he European Commission has announced a

series of measures aimed at restoring full

functionality to the Schengen area by the

end of 2016.

The plans see a lifting of all internal border controls by December and

the creation of a European border and coastguard to begin work in the

summer. They also include the provision of immediate support to Greece,

which has seen some 130,000 migrants arrive on its islands since the

beginning of 2016 alone.

The passport-free zone is under increasing pressure as a number of

member states reintroduce border controls in an attempt to stem the flow

of migrants through the bloc – a decision which carries significant costs.

According to the EU

commission, it would cost

some €5-18bn each year

to fully re-establish border

controls within the area,

including as much as

€1.2bn in the number of

tourist nights lost and up to €5.8bn in administrative costs.

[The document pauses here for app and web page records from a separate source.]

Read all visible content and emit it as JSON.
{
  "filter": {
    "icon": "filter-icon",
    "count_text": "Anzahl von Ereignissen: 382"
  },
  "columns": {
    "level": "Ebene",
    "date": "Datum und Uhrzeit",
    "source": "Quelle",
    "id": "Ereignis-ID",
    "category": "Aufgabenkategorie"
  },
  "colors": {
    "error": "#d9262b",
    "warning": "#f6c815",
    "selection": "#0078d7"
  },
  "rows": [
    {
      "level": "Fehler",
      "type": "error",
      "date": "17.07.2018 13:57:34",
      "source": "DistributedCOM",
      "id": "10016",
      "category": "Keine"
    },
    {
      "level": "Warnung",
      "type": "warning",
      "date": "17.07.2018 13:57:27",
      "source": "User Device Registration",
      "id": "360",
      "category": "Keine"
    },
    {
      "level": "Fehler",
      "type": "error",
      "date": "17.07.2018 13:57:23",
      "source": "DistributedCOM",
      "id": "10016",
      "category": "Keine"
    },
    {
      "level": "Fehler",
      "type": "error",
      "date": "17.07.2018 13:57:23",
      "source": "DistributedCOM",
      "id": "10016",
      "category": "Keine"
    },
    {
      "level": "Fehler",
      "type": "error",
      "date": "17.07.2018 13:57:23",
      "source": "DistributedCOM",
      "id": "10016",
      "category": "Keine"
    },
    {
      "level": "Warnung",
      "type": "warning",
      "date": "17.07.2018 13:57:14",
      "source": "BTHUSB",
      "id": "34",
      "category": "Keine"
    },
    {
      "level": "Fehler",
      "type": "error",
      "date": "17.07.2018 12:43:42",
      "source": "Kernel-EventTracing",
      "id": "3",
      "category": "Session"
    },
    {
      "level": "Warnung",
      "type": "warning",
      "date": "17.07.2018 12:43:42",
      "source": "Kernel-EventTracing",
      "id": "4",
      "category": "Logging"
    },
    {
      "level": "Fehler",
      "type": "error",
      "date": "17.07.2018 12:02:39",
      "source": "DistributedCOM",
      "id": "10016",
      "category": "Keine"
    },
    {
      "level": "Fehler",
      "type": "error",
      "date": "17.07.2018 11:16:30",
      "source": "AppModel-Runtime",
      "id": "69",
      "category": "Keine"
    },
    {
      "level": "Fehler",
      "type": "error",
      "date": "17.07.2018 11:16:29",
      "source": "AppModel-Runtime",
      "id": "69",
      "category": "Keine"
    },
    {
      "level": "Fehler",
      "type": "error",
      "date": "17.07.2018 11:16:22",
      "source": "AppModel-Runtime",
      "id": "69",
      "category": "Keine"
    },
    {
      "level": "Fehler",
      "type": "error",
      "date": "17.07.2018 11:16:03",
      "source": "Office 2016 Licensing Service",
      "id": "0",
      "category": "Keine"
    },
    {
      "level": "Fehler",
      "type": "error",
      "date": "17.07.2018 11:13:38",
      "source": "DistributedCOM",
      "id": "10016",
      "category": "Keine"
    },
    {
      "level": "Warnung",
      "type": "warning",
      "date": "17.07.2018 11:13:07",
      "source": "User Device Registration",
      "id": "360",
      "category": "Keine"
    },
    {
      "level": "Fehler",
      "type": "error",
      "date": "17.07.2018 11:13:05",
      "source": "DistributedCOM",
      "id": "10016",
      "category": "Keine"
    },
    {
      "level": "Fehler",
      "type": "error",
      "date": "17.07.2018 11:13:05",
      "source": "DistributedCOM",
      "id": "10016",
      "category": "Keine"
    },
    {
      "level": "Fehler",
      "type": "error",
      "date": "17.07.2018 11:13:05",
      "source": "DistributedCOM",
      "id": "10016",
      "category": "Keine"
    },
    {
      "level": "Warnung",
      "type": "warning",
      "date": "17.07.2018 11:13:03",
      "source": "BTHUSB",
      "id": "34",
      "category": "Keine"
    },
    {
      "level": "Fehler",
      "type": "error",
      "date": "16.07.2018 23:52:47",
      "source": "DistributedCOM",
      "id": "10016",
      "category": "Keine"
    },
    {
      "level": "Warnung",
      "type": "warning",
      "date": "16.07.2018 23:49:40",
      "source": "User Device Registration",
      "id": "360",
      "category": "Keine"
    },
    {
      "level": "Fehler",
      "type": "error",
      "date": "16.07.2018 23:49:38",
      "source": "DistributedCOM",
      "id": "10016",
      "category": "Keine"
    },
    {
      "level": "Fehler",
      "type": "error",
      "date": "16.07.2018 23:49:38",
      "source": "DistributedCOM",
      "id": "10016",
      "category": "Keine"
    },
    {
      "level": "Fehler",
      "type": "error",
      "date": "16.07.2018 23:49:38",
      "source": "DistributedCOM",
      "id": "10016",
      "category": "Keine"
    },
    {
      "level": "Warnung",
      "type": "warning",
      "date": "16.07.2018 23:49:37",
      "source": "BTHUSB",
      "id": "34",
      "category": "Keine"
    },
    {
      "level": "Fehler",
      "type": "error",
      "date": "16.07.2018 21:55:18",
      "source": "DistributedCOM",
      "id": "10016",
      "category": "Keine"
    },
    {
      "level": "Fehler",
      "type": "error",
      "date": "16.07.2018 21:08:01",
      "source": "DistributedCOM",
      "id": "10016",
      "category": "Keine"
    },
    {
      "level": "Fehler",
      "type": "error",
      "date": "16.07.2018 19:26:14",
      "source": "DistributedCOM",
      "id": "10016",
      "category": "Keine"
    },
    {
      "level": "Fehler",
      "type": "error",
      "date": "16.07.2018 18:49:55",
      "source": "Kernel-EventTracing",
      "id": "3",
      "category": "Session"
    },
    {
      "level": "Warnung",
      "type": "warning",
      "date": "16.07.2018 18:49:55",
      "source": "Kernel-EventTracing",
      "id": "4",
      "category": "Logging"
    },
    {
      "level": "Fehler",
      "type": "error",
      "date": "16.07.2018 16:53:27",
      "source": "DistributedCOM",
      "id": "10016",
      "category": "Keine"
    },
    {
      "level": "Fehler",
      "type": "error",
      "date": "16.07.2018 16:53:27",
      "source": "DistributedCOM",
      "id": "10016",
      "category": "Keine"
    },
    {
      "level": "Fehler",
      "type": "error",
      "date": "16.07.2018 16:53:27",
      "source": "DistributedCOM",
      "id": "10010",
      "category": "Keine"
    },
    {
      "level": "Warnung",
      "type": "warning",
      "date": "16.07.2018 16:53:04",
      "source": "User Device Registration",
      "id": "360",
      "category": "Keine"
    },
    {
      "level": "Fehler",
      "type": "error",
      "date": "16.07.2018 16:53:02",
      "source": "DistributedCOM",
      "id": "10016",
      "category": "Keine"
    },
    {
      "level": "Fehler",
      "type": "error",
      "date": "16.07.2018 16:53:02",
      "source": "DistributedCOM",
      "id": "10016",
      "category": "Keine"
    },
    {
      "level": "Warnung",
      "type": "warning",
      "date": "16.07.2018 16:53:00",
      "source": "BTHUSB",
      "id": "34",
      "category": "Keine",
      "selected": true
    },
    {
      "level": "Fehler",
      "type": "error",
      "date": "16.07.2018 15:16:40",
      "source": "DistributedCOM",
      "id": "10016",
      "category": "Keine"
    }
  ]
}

With this is mind, commission vice-president Frans Timmermans called

for an end to “all internal border controls as quickly as possible, and by

December 2016 at the latest”.

To this end, he continued, “we need a co-ordinated European approach

to temporary border controls within the framework of the Schengen rules

instead of the current patchwork of unilateral decisions”.

7 March 2016




avid Cameron has insisted that the

economic consequences of leaving the EU

are not a “price worth paying”.

“Let’s just remember what a shock really means,” the UK prime minister

warned. “It means pressure on the pound sterling. It means jobs being

lost. It means mortgage rates might rise. It means businesses closing.

It means hardworking people losing their livelihoods.”

Cameron’s remarks come after the British pound fell to a seven-year

low in February amid fears over a possible Brexit should the electorate

vote to leave the EU in a referendum to be held in June.

Last week, London Mayor Boris Johnson conceded that leaving the EU

“might” cost jobs but maintained that after an “initial period of

dislocation and uncertainty … very rapid improvement” would follow.

The prime minister today hit back at Johnson’s optimism: “For those

who advocate leaving, lost

jobs and a dented economy

might be collateral damage

or a price worth paying. For

me, they’re not. They never

are. Because there’s

nothing more important

than protecting people’s

financial security.

“That’s why I believe we

are better off in.”

Responding to criticism from Leave campaigners that the pro-EU

campaign has been run on fear, Cameron used most of his speech

to car workers in Chester to set out the advantages of remaining in the

EU. He has already revoked the concept of ‘collective responsibility’

common in UK politics to allow eurosceptic cabinet ministers to

campaign to leave the EU.

10 March 2016




he UK Prime Minister David Cameron is to

advocate the UK’s continued membership of

the EU to MPs later today when he details the

reforms deal agreed on Friday.

He insists that the country will be “safer, stronger and better off” in the

union and says the concessions negotiated with EU leaders represent “the

best of both worlds”.

In a blow to his pro-EU campaign, however, London Mayor Boris Johnson,

a key figure in Cameron’s Conservative Party, has announced his support

for the ‘out’ campaign.

Writing for UK newspaper

The Daily Telegraph,

Johnson said that a vote to

leave is the “only” way “to get the change we need”. A vote to stay, he

continued, would only be

taken “as a green light for

more federalism and for

the erosion of democracy”.

He added: “This is a

moment to be brave, to

reach out – not to hug the

skirts of Nurse in Brussels,

and refer all decisions to someone else.

“This is the only opportunity we will ever have to show that we care

about self-rule.”

Johnson’s announcement comes after several other senior party members

also confirmed their support for the leave campaign. The referendum is

set for 23 June.

22 February 2016


© Ben Fisher/GAVIAlliance

© European Union,2016